Economic Indicators | Jobs and Unemployment

State economies need help getting to the express lane

State-level data released today by the Bureau of Labor Statistics show further signs of a continuing weak recovery, with too many state economies spinning their wheels or slipping into reverse. The number of states experiencing job loss in the preceding three-month period (May 2012 to August 2012) has increased to 22 (plus the District of Columbia). The regions with the greatest job loss over this period are New England (-10,500 jobs) and the East South Central states (-8,100 jobs), while New Mexico’s 1.7 percent decline in non-farm employment is the largest single-state loss.

MORE: Graphs and data from the latest employment and unemployment numbers on EPI’s State of Working America

The number of states with unemployment rates greater than 10.0 percent remains at three—Nevada, Rhode Island and California—while an additional nine states have unemployment rates between 9.0 percent and 9.9 percent. Between May 2012 and August 2012, 39 states saw their unemployment rates increase.

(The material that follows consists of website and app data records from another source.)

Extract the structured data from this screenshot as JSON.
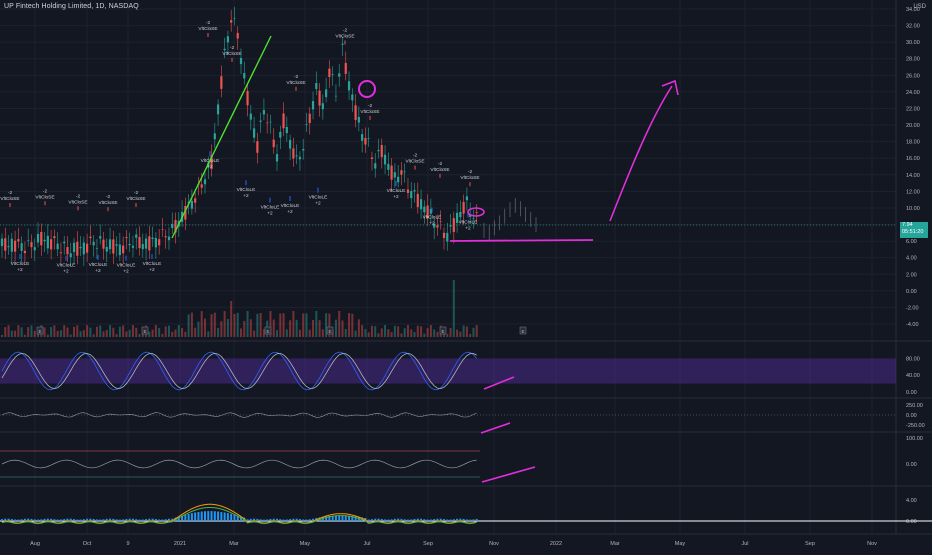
{
  "header": {
    "title": "UP Fintech Holding Limited, 1D, NASDAQ",
    "currency": "USD"
  },
  "last_price": {
    "value": "7.94",
    "countdown": "05:51:20"
  },
  "colors": {
    "background": "#131722",
    "grid": "#1e222d",
    "up": "#26a69a",
    "down": "#ef5350",
    "annotation": "#e02fd9",
    "trendline": "#4ee02f",
    "rsi_band": "#4a2a8a",
    "macd_line": "#ff9800",
    "signal_line": "#4caf50"
  },
  "chart_data": [
    {
      "type": "candlestick",
      "name": "price",
      "x_ticks": [
        "Aug",
        "Oct",
        "9",
        "2021",
        "Mar",
        "May",
        "Jul",
        "Sep",
        "Nov",
        "2022",
        "Mar",
        "May",
        "Jul",
        "Sep",
        "Nov"
      ],
      "y_ticks": [
        "34.00",
        "32.00",
        "30.00",
        "28.00",
        "26.00",
        "24.00",
        "22.00",
        "20.00",
        "18.00",
        "16.00",
        "14.00",
        "12.00",
        "10.00",
        "8.00",
        "6.00",
        "4.00",
        "2.00",
        "0.00",
        "-2.00",
        "-4.00"
      ],
      "ylim": [
        -4,
        34
      ],
      "close_path": [
        [
          0,
          5.4
        ],
        [
          4,
          5.6
        ],
        [
          8,
          5.3
        ],
        [
          12,
          6.2
        ],
        [
          16,
          5.8
        ],
        [
          20,
          4.8
        ],
        [
          24,
          5.1
        ],
        [
          28,
          5.9
        ],
        [
          32,
          5.5
        ],
        [
          36,
          5.2
        ],
        [
          40,
          6.0
        ],
        [
          44,
          5.6
        ],
        [
          48,
          6.3
        ],
        [
          52,
          7.2
        ],
        [
          56,
          9.5
        ],
        [
          60,
          12.0
        ],
        [
          64,
          15.5
        ],
        [
          66,
          22.0
        ],
        [
          68,
          28.5
        ],
        [
          70,
          33.0
        ],
        [
          72,
          31.0
        ],
        [
          74,
          25.5
        ],
        [
          76,
          21.0
        ],
        [
          78,
          17.5
        ],
        [
          80,
          22.0
        ],
        [
          82,
          19.5
        ],
        [
          84,
          16.5
        ],
        [
          86,
          20.5
        ],
        [
          88,
          18.0
        ],
        [
          90,
          15.5
        ],
        [
          92,
          17.5
        ],
        [
          94,
          21.0
        ],
        [
          96,
          24.5
        ],
        [
          98,
          22.0
        ],
        [
          100,
          26.5
        ],
        [
          102,
          24.0
        ],
        [
          104,
          29.0
        ],
        [
          106,
          25.0
        ],
        [
          108,
          21.5
        ],
        [
          110,
          19.0
        ],
        [
          112,
          17.5
        ],
        [
          114,
          15.5
        ],
        [
          116,
          17.0
        ],
        [
          118,
          15.0
        ],
        [
          120,
          13.5
        ],
        [
          122,
          14.5
        ],
        [
          124,
          12.5
        ],
        [
          126,
          11.5
        ],
        [
          128,
          10.5
        ],
        [
          130,
          9.5
        ],
        [
          132,
          8.5
        ],
        [
          134,
          7.5
        ],
        [
          136,
          6.8
        ],
        [
          138,
          8.0
        ],
        [
          140,
          9.5
        ],
        [
          142,
          10.5
        ],
        [
          144,
          9.0
        ],
        [
          146,
          8.2
        ]
      ],
      "series": [
        {
          "name": "VltCloSE",
          "labels": [
            "VltCloSE",
            "VltCloSE",
            "VltCloSE",
            "VltCloSE",
            "VltCloSE",
            "VltCloSE",
            "VltCloSE",
            "VltCloSE"
          ]
        },
        {
          "name": "VltCloLE",
          "labels": [
            "VltCloLE",
            "VltCloLE",
            "VltCloLE",
            "VltCloLE",
            "VltCloLE",
            "VltCloLE",
            "VltCloLE"
          ]
        }
      ],
      "signal_text_short": "-2",
      "signal_text_long": "+2",
      "annotations": {
        "trendline": "green rising line from Dec 2020 to Feb 2021",
        "circle": "magenta circle near Jun 2021 top",
        "ellipse": "magenta ellipse near Sep 2021 low",
        "support": "magenta horizontal support line at 6.50",
        "projection": "magenta upward arrow toward May 2022"
      }
    },
    {
      "type": "area",
      "name": "volume",
      "y_ticks": []
    },
    {
      "type": "line",
      "name": "stoch-rsi",
      "y_ticks": [
        "80.00",
        "40.00",
        "0.00"
      ],
      "band": [
        20,
        80
      ]
    },
    {
      "type": "line",
      "name": "oscillator-2",
      "y_ticks": [
        "250.00",
        "0.00",
        "-250.00"
      ]
    },
    {
      "type": "line",
      "name": "oscillator-3",
      "y_ticks": [
        "100.00",
        "0.00"
      ]
    },
    {
      "type": "area",
      "name": "macd",
      "y_ticks": [
        "4.00",
        "0.00"
      ]
    }
  ]
}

As state budget cuts continue to take a toll on state economies, what is needed now is a concerted effort to put every state firmly on the path to recovery. The best way to achieve this is through federal aid to state and local governments. Significant new investment in public infrastructure, such as schools, highways and bridges, would also make a big difference in state economies.

See related work on Jobs

See more work by Douglas Hall